> _Dataset rows for apps and sites_
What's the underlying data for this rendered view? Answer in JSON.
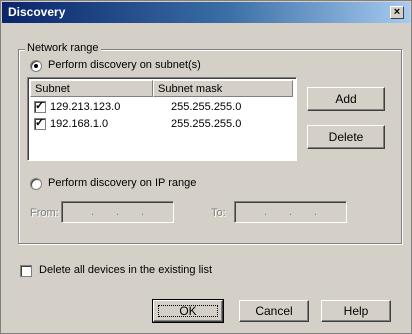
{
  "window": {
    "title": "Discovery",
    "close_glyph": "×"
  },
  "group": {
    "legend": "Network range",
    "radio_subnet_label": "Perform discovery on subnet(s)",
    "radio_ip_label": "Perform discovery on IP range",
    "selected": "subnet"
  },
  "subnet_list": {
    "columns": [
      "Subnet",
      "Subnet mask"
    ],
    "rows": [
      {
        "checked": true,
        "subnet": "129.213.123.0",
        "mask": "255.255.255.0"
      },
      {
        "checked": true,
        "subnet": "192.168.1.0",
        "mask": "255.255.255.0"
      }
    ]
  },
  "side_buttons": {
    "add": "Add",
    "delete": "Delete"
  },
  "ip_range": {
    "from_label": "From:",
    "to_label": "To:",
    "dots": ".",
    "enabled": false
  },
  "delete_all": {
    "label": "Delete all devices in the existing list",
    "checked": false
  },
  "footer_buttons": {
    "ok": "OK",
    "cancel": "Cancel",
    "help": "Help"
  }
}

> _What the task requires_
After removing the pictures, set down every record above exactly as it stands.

> _Answer section_
What's the underlying data for this rendered view? Answer in JSON.
{
  "window": {
    "title": "Discovery",
    "close_glyph": "×"
  },
  "group": {
    "legend": "Network range",
    "radio_subnet_label": "Perform discovery on subnet(s)",
    "radio_ip_label": "Perform discovery on IP range",
    "selected": "subnet"
  },
  "subnet_list": {
    "columns": [
      "Subnet",
      "Subnet mask"
    ],
    "rows": [
      {
        "checked": true,
        "subnet": "129.213.123.0",
        "mask": "255.255.255.0"
      },
      {
        "checked": true,
        "subnet": "192.168.1.0",
        "mask": "255.255.255.0"
      }
    ]
  },
  "side_buttons": {
    "add": "Add",
    "delete": "Delete"
  },
  "ip_range": {
    "from_label": "From:",
    "to_label": "To:",
    "dots": ".",
    "enabled": false
  },
  "delete_all": {
    "label": "Delete all devices in the existing list",
    "checked": false
  },
  "footer_buttons": {
    "ok": "OK",
    "cancel": "Cancel",
    "help": "Help"
  }
}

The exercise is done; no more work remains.